Each line from the one containing "Parse this screenshot: output" to the last line of the listing below is to be duplicated exactly, and no picture is to be carried over.
□ □ □
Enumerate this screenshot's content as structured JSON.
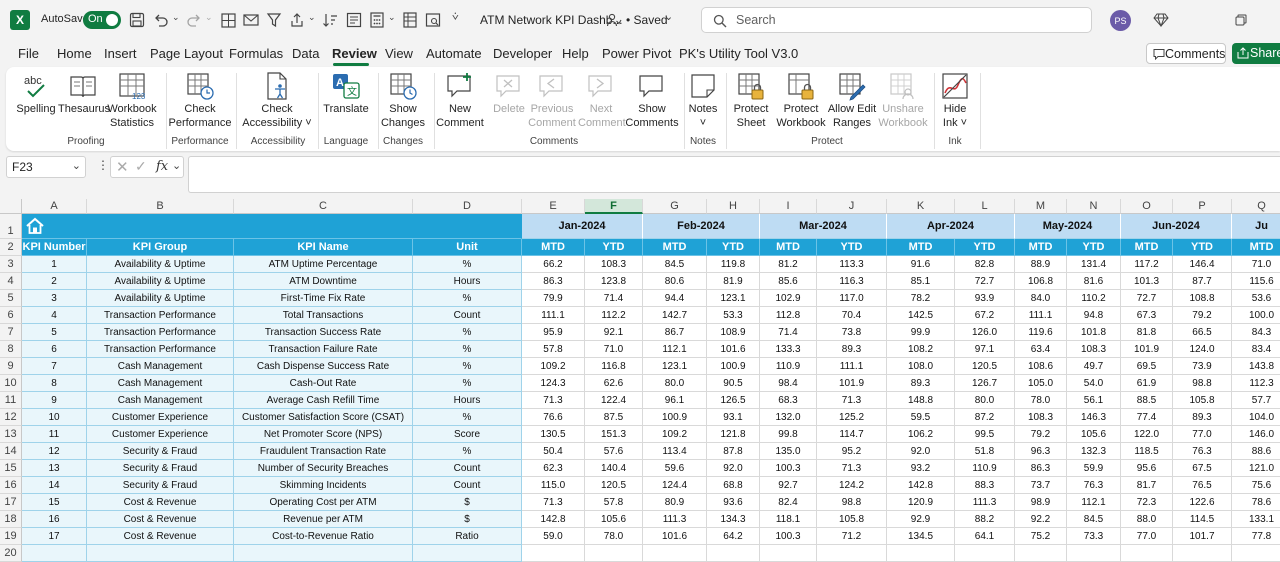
{
  "title_bar": {
    "autosave_label": "AutoSave",
    "autosave_state": "On",
    "file_name": "ATM Network KPI Dashb...",
    "save_status": "• Saved",
    "search_placeholder": "Search",
    "user_initials": "PS",
    "brand_color": "#107c41"
  },
  "menu": {
    "tabs": [
      "File",
      "Home",
      "Insert",
      "Page Layout",
      "Formulas",
      "Data",
      "Review",
      "View",
      "Automate",
      "Developer",
      "Help",
      "Power Pivot",
      "PK's Utility Tool V3.0"
    ],
    "active_tab": "Review",
    "comments_button": "Comments",
    "share_button": "Share"
  },
  "ribbon": {
    "groups": [
      {
        "label": "Proofing",
        "buttons": [
          {
            "label": "Spelling",
            "icon": "spelling-icon"
          },
          {
            "label": "Thesaurus",
            "icon": "thesaurus-icon"
          },
          {
            "label": "Workbook\nStatistics",
            "icon": "workbook-statistics-icon"
          }
        ]
      },
      {
        "label": "Performance",
        "buttons": [
          {
            "label": "Check\nPerformance",
            "icon": "check-performance-icon"
          }
        ]
      },
      {
        "label": "Accessibility",
        "buttons": [
          {
            "label": "Check\nAccessibility ˅",
            "icon": "check-accessibility-icon"
          }
        ]
      },
      {
        "label": "Language",
        "buttons": [
          {
            "label": "Translate",
            "icon": "translate-icon"
          }
        ]
      },
      {
        "label": "Changes",
        "buttons": [
          {
            "label": "Show\nChanges",
            "icon": "show-changes-icon"
          }
        ]
      },
      {
        "label": "Comments",
        "buttons": [
          {
            "label": "New\nComment",
            "icon": "new-comment-icon",
            "disabled": false
          },
          {
            "label": "Delete",
            "icon": "delete-comment-icon",
            "disabled": true
          },
          {
            "label": "Previous\nComment",
            "icon": "previous-comment-icon",
            "disabled": true
          },
          {
            "label": "Next\nComment",
            "icon": "next-comment-icon",
            "disabled": true
          },
          {
            "label": "Show\nComments",
            "icon": "show-comments-icon",
            "disabled": false
          }
        ]
      },
      {
        "label": "Notes",
        "buttons": [
          {
            "label": "Notes\n˅",
            "icon": "notes-icon"
          }
        ]
      },
      {
        "label": "Protect",
        "buttons": [
          {
            "label": "Protect\nSheet",
            "icon": "protect-sheet-icon",
            "disabled": false
          },
          {
            "label": "Protect\nWorkbook",
            "icon": "protect-workbook-icon",
            "disabled": false
          },
          {
            "label": "Allow Edit\nRanges",
            "icon": "allow-edit-ranges-icon",
            "disabled": false
          },
          {
            "label": "Unshare\nWorkbook",
            "icon": "unshare-workbook-icon",
            "disabled": true
          }
        ]
      },
      {
        "label": "Ink",
        "buttons": [
          {
            "label": "Hide\nInk ˅",
            "icon": "hide-ink-icon"
          }
        ]
      }
    ]
  },
  "formula_bar": {
    "name_box": "F23",
    "fx_label": "fx",
    "formula_value": ""
  },
  "sheet": {
    "column_letters": [
      "A",
      "B",
      "C",
      "D",
      "E",
      "F",
      "G",
      "H",
      "I",
      "J",
      "K",
      "L",
      "M",
      "N",
      "O",
      "P",
      "Q"
    ],
    "selected_column": "F",
    "row_numbers": [
      "1",
      "2",
      "3",
      "4",
      "5",
      "6",
      "7",
      "8",
      "9",
      "10",
      "11",
      "12",
      "13",
      "14",
      "15",
      "16",
      "17",
      "18",
      "19",
      "20"
    ],
    "headers": [
      "KPI Number",
      "KPI Group",
      "KPI Name",
      "Unit"
    ],
    "months": [
      "Jan-2024",
      "Feb-2024",
      "Mar-2024",
      "Apr-2024",
      "May-2024",
      "Jun-2024",
      "Ju"
    ],
    "mtd_label": "MTD",
    "ytd_label": "YTD",
    "header_color": "#1fa2d6",
    "month_band_color": "#bedcf3",
    "rows": [
      [
        "1",
        "Availability & Uptime",
        "ATM Uptime Percentage",
        "%",
        "66.2",
        "108.3",
        "84.5",
        "119.8",
        "81.2",
        "113.3",
        "91.6",
        "82.8",
        "88.9",
        "131.4",
        "117.2",
        "146.4",
        "71.0"
      ],
      [
        "2",
        "Availability & Uptime",
        "ATM Downtime",
        "Hours",
        "86.3",
        "123.8",
        "80.6",
        "81.9",
        "85.6",
        "116.3",
        "85.1",
        "72.7",
        "106.8",
        "81.6",
        "101.3",
        "87.7",
        "115.6"
      ],
      [
        "3",
        "Availability & Uptime",
        "First-Time Fix Rate",
        "%",
        "79.9",
        "71.4",
        "94.4",
        "123.1",
        "102.9",
        "117.0",
        "78.2",
        "93.9",
        "84.0",
        "110.2",
        "72.7",
        "108.8",
        "53.6"
      ],
      [
        "4",
        "Transaction Performance",
        "Total Transactions",
        "Count",
        "111.1",
        "112.2",
        "142.7",
        "53.3",
        "112.8",
        "70.4",
        "142.5",
        "67.2",
        "111.1",
        "94.8",
        "67.3",
        "79.2",
        "100.0"
      ],
      [
        "5",
        "Transaction Performance",
        "Transaction Success Rate",
        "%",
        "95.9",
        "92.1",
        "86.7",
        "108.9",
        "71.4",
        "73.8",
        "99.9",
        "126.0",
        "119.6",
        "101.8",
        "81.8",
        "66.5",
        "84.3"
      ],
      [
        "6",
        "Transaction Performance",
        "Transaction Failure Rate",
        "%",
        "57.8",
        "71.0",
        "112.1",
        "101.6",
        "133.3",
        "89.3",
        "108.2",
        "97.1",
        "63.4",
        "108.3",
        "101.9",
        "124.0",
        "83.4"
      ],
      [
        "7",
        "Cash Management",
        "Cash Dispense Success Rate",
        "%",
        "109.2",
        "116.8",
        "123.1",
        "100.9",
        "110.9",
        "111.1",
        "108.0",
        "120.5",
        "108.6",
        "49.7",
        "69.5",
        "73.9",
        "143.8"
      ],
      [
        "8",
        "Cash Management",
        "Cash-Out Rate",
        "%",
        "124.3",
        "62.6",
        "80.0",
        "90.5",
        "98.4",
        "101.9",
        "89.3",
        "126.7",
        "105.0",
        "54.0",
        "61.9",
        "98.8",
        "112.3"
      ],
      [
        "9",
        "Cash Management",
        "Average Cash Refill Time",
        "Hours",
        "71.3",
        "122.4",
        "96.1",
        "126.5",
        "68.3",
        "71.3",
        "148.8",
        "80.0",
        "78.0",
        "56.1",
        "88.5",
        "105.8",
        "57.7"
      ],
      [
        "10",
        "Customer Experience",
        "Customer Satisfaction Score (CSAT)",
        "%",
        "76.6",
        "87.5",
        "100.9",
        "93.1",
        "132.0",
        "125.2",
        "59.5",
        "87.2",
        "108.3",
        "146.3",
        "77.4",
        "89.3",
        "104.0"
      ],
      [
        "11",
        "Customer Experience",
        "Net Promoter Score (NPS)",
        "Score",
        "130.5",
        "151.3",
        "109.2",
        "121.8",
        "99.8",
        "114.7",
        "106.2",
        "99.5",
        "79.2",
        "105.6",
        "122.0",
        "77.0",
        "146.0"
      ],
      [
        "12",
        "Security & Fraud",
        "Fraudulent Transaction Rate",
        "%",
        "50.4",
        "57.6",
        "113.4",
        "87.8",
        "135.0",
        "95.2",
        "92.0",
        "51.8",
        "96.3",
        "132.3",
        "118.5",
        "76.3",
        "88.6"
      ],
      [
        "13",
        "Security & Fraud",
        "Number of Security Breaches",
        "Count",
        "62.3",
        "140.4",
        "59.6",
        "92.0",
        "100.3",
        "71.3",
        "93.2",
        "110.9",
        "86.3",
        "59.9",
        "95.6",
        "67.5",
        "121.0"
      ],
      [
        "14",
        "Security & Fraud",
        "Skimming Incidents",
        "Count",
        "115.0",
        "120.5",
        "124.4",
        "68.8",
        "92.7",
        "124.2",
        "142.8",
        "88.3",
        "73.7",
        "76.3",
        "81.7",
        "76.5",
        "75.6"
      ],
      [
        "15",
        "Cost & Revenue",
        "Operating Cost per ATM",
        "$",
        "71.3",
        "57.8",
        "80.9",
        "93.6",
        "82.4",
        "98.8",
        "120.9",
        "111.3",
        "98.9",
        "112.1",
        "72.3",
        "122.6",
        "78.6"
      ],
      [
        "16",
        "Cost & Revenue",
        "Revenue per ATM",
        "$",
        "142.8",
        "105.6",
        "111.3",
        "134.3",
        "118.1",
        "105.8",
        "92.9",
        "88.2",
        "92.2",
        "84.5",
        "88.0",
        "114.5",
        "133.1"
      ],
      [
        "17",
        "Cost & Revenue",
        "Cost-to-Revenue Ratio",
        "Ratio",
        "59.0",
        "78.0",
        "101.6",
        "64.2",
        "100.3",
        "71.2",
        "134.5",
        "64.1",
        "75.2",
        "73.3",
        "77.0",
        "101.7",
        "77.8"
      ]
    ]
  }
}
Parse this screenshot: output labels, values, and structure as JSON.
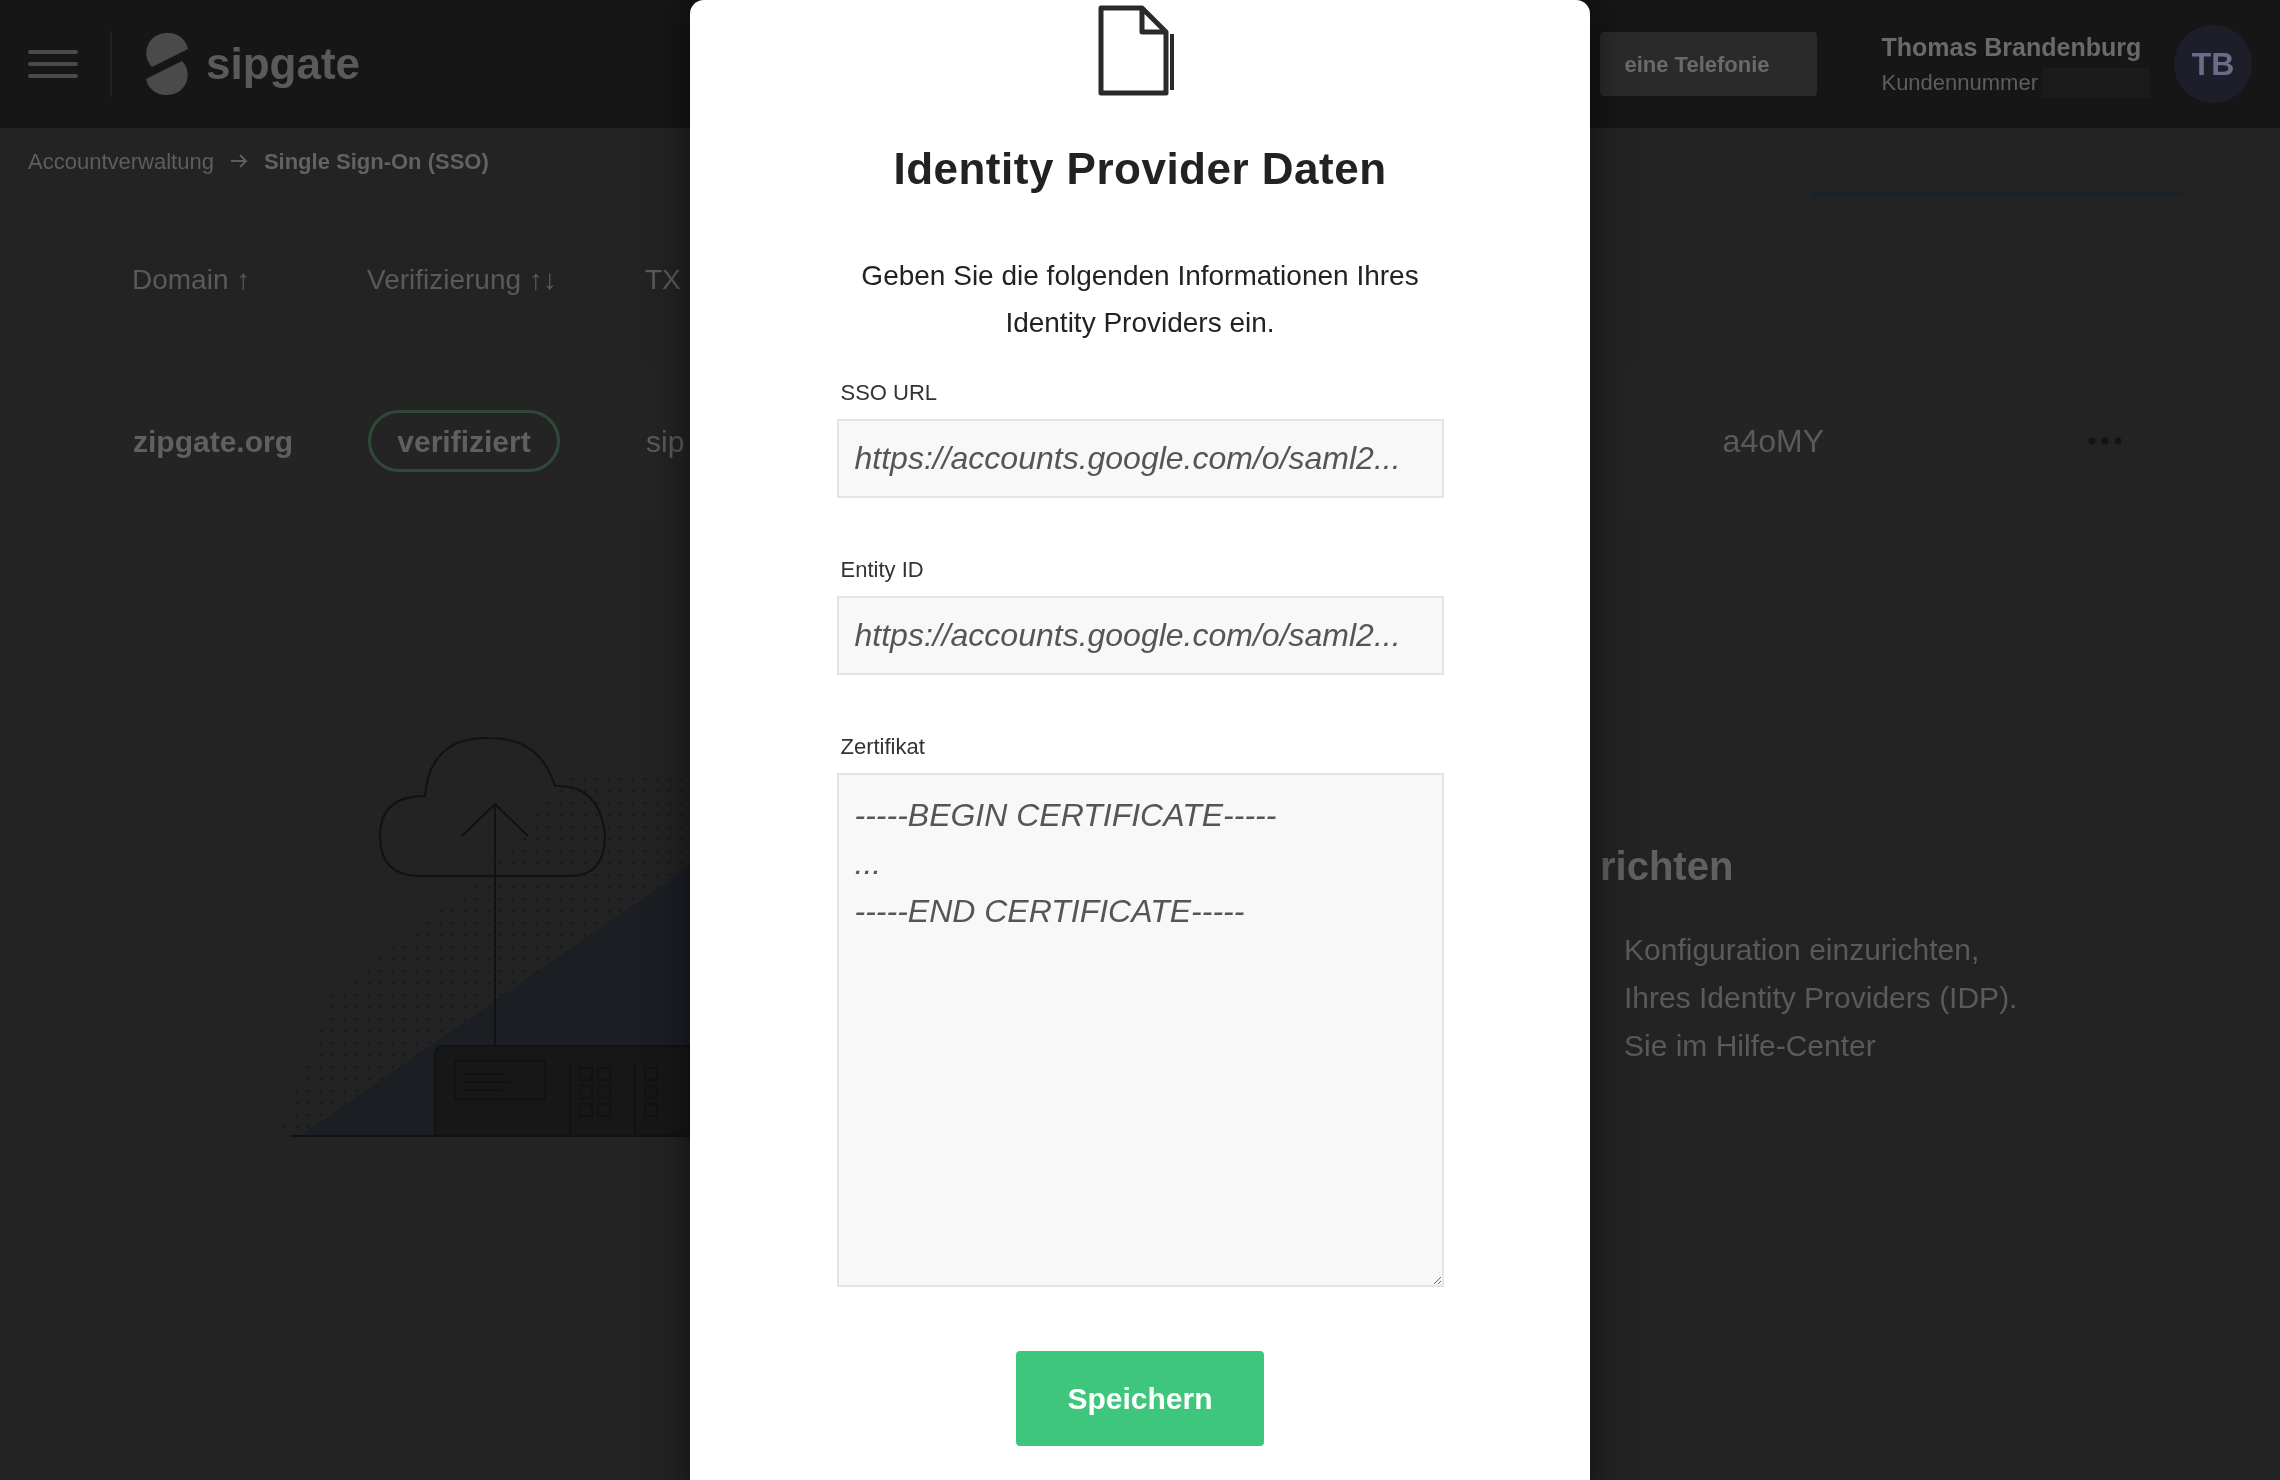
{
  "header": {
    "logo": "sipgate",
    "nav_button": "eine Telefonie",
    "user": {
      "name": "Thomas Brandenburg",
      "customer_label": "Kundennummer",
      "initials": "TB"
    }
  },
  "breadcrumb": [
    "Accountverwaltung",
    "Single Sign-On (SSO)"
  ],
  "table": {
    "columns": [
      {
        "label": "Domain",
        "sort": "↑"
      },
      {
        "label": "Verifizierung",
        "sort": "↑↓"
      },
      {
        "label": "TX"
      }
    ],
    "rows": [
      {
        "domain": "zipgate.org",
        "status": "verifiziert",
        "column_3": "sip",
        "column_4": "a4oMY"
      }
    ]
  },
  "info": {
    "heading": "richten",
    "lines": [
      "Konfiguration einzurichten,",
      "Ihres Identity Providers (IDP).",
      "Sie im Hilfe-Center"
    ]
  },
  "modal": {
    "title": "Identity Provider Daten",
    "description": "Geben Sie die folgenden Informationen Ihres Identity Providers ein.",
    "fields": [
      {
        "kind": "input",
        "label": "SSO URL",
        "placeholder": "https://accounts.google.com/o/saml2..."
      },
      {
        "kind": "input",
        "label": "Entity ID",
        "placeholder": "https://accounts.google.com/o/saml2..."
      },
      {
        "kind": "textarea",
        "label": "Zertifikat",
        "placeholder": "-----BEGIN CERTIFICATE-----\n...\n-----END CERTIFICATE-----"
      }
    ],
    "submit": "Speichern"
  }
}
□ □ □
#### ANSWER TO THIS PROBLEM
Parse this screenshot: output labels, values, and structure as JSON.
{
  "header": {
    "logo": "sipgate",
    "nav_button": "eine Telefonie",
    "user": {
      "name": "Thomas Brandenburg",
      "customer_label": "Kundennummer",
      "initials": "TB"
    }
  },
  "breadcrumb": [
    "Accountverwaltung",
    "Single Sign-On (SSO)"
  ],
  "table": {
    "columns": [
      {
        "label": "Domain",
        "sort": "↑"
      },
      {
        "label": "Verifizierung",
        "sort": "↑↓"
      },
      {
        "label": "TX"
      }
    ],
    "rows": [
      {
        "domain": "zipgate.org",
        "status": "verifiziert",
        "column_3": "sip",
        "column_4": "a4oMY"
      }
    ]
  },
  "info": {
    "heading": "richten",
    "lines": [
      "Konfiguration einzurichten,",
      "Ihres Identity Providers (IDP).",
      "Sie im Hilfe-Center"
    ]
  },
  "modal": {
    "title": "Identity Provider Daten",
    "description": "Geben Sie die folgenden Informationen Ihres Identity Providers ein.",
    "fields": [
      {
        "kind": "input",
        "label": "SSO URL",
        "placeholder": "https://accounts.google.com/o/saml2..."
      },
      {
        "kind": "input",
        "label": "Entity ID",
        "placeholder": "https://accounts.google.com/o/saml2..."
      },
      {
        "kind": "textarea",
        "label": "Zertifikat",
        "placeholder": "-----BEGIN CERTIFICATE-----\n...\n-----END CERTIFICATE-----"
      }
    ],
    "submit": "Speichern"
  }
}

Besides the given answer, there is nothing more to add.